(Beginning of Excerpted records)
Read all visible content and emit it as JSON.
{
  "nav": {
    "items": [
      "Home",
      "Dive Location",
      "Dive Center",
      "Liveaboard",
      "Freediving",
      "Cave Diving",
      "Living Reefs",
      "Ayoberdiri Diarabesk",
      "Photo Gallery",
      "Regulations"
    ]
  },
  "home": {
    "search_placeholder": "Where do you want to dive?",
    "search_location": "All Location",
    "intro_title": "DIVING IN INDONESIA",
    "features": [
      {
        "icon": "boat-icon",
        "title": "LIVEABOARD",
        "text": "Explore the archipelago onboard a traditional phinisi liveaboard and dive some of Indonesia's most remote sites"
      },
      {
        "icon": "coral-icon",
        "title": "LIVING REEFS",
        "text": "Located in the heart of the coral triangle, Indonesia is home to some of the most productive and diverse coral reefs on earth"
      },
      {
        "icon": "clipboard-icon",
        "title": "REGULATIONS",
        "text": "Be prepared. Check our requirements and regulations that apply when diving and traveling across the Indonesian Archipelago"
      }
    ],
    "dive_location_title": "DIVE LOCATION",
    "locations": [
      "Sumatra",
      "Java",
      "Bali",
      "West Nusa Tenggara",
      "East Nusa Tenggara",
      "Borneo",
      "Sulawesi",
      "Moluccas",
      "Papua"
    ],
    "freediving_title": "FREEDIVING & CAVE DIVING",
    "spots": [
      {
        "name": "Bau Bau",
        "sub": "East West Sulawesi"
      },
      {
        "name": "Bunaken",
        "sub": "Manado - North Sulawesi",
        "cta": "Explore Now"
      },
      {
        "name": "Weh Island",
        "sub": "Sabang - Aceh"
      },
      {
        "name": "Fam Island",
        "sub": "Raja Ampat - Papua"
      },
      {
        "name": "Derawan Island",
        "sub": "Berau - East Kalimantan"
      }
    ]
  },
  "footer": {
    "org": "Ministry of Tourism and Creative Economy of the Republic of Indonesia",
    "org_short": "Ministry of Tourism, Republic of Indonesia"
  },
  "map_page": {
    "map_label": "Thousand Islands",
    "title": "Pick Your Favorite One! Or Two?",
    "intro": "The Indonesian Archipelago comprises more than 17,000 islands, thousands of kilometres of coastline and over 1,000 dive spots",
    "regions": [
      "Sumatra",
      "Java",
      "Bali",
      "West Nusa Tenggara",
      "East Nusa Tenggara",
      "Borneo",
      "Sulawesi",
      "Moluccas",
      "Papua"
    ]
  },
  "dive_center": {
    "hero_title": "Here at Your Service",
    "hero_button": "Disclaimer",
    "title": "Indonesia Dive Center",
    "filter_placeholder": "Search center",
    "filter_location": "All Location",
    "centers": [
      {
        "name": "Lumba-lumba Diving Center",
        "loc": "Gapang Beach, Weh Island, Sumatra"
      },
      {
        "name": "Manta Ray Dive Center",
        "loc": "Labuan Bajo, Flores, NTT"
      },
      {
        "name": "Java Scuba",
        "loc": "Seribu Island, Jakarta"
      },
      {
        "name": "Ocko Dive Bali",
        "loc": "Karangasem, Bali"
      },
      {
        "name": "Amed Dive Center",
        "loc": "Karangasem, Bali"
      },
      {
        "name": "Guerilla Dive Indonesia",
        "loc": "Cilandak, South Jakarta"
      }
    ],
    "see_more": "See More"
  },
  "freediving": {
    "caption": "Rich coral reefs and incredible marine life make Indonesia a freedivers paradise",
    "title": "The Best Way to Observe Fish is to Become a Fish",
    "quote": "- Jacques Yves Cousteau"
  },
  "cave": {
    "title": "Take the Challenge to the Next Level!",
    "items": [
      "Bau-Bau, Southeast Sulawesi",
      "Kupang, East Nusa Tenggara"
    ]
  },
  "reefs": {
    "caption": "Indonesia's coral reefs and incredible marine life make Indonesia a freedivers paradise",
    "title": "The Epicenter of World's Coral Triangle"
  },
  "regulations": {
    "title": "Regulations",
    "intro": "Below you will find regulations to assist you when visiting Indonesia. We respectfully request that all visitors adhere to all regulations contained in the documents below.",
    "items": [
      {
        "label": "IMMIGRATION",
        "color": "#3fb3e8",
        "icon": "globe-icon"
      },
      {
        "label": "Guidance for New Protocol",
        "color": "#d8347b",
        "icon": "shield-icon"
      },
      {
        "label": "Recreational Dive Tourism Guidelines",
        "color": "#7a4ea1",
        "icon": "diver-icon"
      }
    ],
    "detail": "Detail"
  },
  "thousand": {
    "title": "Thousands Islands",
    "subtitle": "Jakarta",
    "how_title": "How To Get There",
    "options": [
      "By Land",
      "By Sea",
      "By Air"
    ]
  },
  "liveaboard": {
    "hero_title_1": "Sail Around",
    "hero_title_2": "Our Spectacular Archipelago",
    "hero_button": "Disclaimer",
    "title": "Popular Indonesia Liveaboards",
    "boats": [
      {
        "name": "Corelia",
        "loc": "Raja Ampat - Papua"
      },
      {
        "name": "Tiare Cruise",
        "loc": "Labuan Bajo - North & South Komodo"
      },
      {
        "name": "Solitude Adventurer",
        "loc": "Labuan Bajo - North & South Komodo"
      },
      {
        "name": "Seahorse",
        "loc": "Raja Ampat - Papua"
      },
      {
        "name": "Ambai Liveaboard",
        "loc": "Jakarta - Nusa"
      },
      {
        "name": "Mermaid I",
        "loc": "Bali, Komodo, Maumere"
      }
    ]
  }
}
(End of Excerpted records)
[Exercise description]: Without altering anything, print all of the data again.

[Task solution]:
Read all visible content and emit it as JSON.
{
  "nav": {
    "items": [
      "Home",
      "Dive Location",
      "Dive Center",
      "Liveaboard",
      "Freediving",
      "Cave Diving",
      "Living Reefs",
      "Ayoberdiri Diarabesk",
      "Photo Gallery",
      "Regulations"
    ]
  },
  "home": {
    "search_placeholder": "Where do you want to dive?",
    "search_location": "All Location",
    "intro_title": "DIVING IN INDONESIA",
    "features": [
      {
        "icon": "boat-icon",
        "title": "LIVEABOARD",
        "text": "Explore the archipelago onboard a traditional phinisi liveaboard and dive some of Indonesia's most remote sites"
      },
      {
        "icon": "coral-icon",
        "title": "LIVING REEFS",
        "text": "Located in the heart of the coral triangle, Indonesia is home to some of the most productive and diverse coral reefs on earth"
      },
      {
        "icon": "clipboard-icon",
        "title": "REGULATIONS",
        "text": "Be prepared. Check our requirements and regulations that apply when diving and traveling across the Indonesian Archipelago"
      }
    ],
    "dive_location_title": "DIVE LOCATION",
    "locations": [
      "Sumatra",
      "Java",
      "Bali",
      "West Nusa Tenggara",
      "East Nusa Tenggara",
      "Borneo",
      "Sulawesi",
      "Moluccas",
      "Papua"
    ],
    "freediving_title": "FREEDIVING & CAVE DIVING",
    "spots": [
      {
        "name": "Bau Bau",
        "sub": "East West Sulawesi"
      },
      {
        "name": "Bunaken",
        "sub": "Manado - North Sulawesi",
        "cta": "Explore Now"
      },
      {
        "name": "Weh Island",
        "sub": "Sabang - Aceh"
      },
      {
        "name": "Fam Island",
        "sub": "Raja Ampat - Papua"
      },
      {
        "name": "Derawan Island",
        "sub": "Berau - East Kalimantan"
      }
    ]
  },
  "footer": {
    "org": "Ministry of Tourism and Creative Economy of the Republic of Indonesia",
    "org_short": "Ministry of Tourism, Republic of Indonesia"
  },
  "map_page": {
    "map_label": "Thousand Islands",
    "title": "Pick Your Favorite One! Or Two?",
    "intro": "The Indonesian Archipelago comprises more than 17,000 islands, thousands of kilometres of coastline and over 1,000 dive spots",
    "regions": [
      "Sumatra",
      "Java",
      "Bali",
      "West Nusa Tenggara",
      "East Nusa Tenggara",
      "Borneo",
      "Sulawesi",
      "Moluccas",
      "Papua"
    ]
  },
  "dive_center": {
    "hero_title": "Here at Your Service",
    "hero_button": "Disclaimer",
    "title": "Indonesia Dive Center",
    "filter_placeholder": "Search center",
    "filter_location": "All Location",
    "centers": [
      {
        "name": "Lumba-lumba Diving Center",
        "loc": "Gapang Beach, Weh Island, Sumatra"
      },
      {
        "name": "Manta Ray Dive Center",
        "loc": "Labuan Bajo, Flores, NTT"
      },
      {
        "name": "Java Scuba",
        "loc": "Seribu Island, Jakarta"
      },
      {
        "name": "Ocko Dive Bali",
        "loc": "Karangasem, Bali"
      },
      {
        "name": "Amed Dive Center",
        "loc": "Karangasem, Bali"
      },
      {
        "name": "Guerilla Dive Indonesia",
        "loc": "Cilandak, South Jakarta"
      }
    ],
    "see_more": "See More"
  },
  "freediving": {
    "caption": "Rich coral reefs and incredible marine life make Indonesia a freedivers paradise",
    "title": "The Best Way to Observe Fish is to Become a Fish",
    "quote": "- Jacques Yves Cousteau"
  },
  "cave": {
    "title": "Take the Challenge to the Next Level!",
    "items": [
      "Bau-Bau, Southeast Sulawesi",
      "Kupang, East Nusa Tenggara"
    ]
  },
  "reefs": {
    "caption": "Indonesia's coral reefs and incredible marine life make Indonesia a freedivers paradise",
    "title": "The Epicenter of World's Coral Triangle"
  },
  "regulations": {
    "title": "Regulations",
    "intro": "Below you will find regulations to assist you when visiting Indonesia. We respectfully request that all visitors adhere to all regulations contained in the documents below.",
    "items": [
      {
        "label": "IMMIGRATION",
        "color": "#3fb3e8",
        "icon": "globe-icon"
      },
      {
        "label": "Guidance for New Protocol",
        "color": "#d8347b",
        "icon": "shield-icon"
      },
      {
        "label": "Recreational Dive Tourism Guidelines",
        "color": "#7a4ea1",
        "icon": "diver-icon"
      }
    ],
    "detail": "Detail"
  },
  "thousand": {
    "title": "Thousands Islands",
    "subtitle": "Jakarta",
    "how_title": "How To Get There",
    "options": [
      "By Land",
      "By Sea",
      "By Air"
    ]
  },
  "liveaboard": {
    "hero_title_1": "Sail Around",
    "hero_title_2": "Our Spectacular Archipelago",
    "hero_button": "Disclaimer",
    "title": "Popular Indonesia Liveaboards",
    "boats": [
      {
        "name": "Corelia",
        "loc": "Raja Ampat - Papua"
      },
      {
        "name": "Tiare Cruise",
        "loc": "Labuan Bajo - North & South Komodo"
      },
      {
        "name": "Solitude Adventurer",
        "loc": "Labuan Bajo - North & South Komodo"
      },
      {
        "name": "Seahorse",
        "loc": "Raja Ampat - Papua"
      },
      {
        "name": "Ambai Liveaboard",
        "loc": "Jakarta - Nusa"
      },
      {
        "name": "Mermaid I",
        "loc": "Bali, Komodo, Maumere"
      }
    ]
  }
}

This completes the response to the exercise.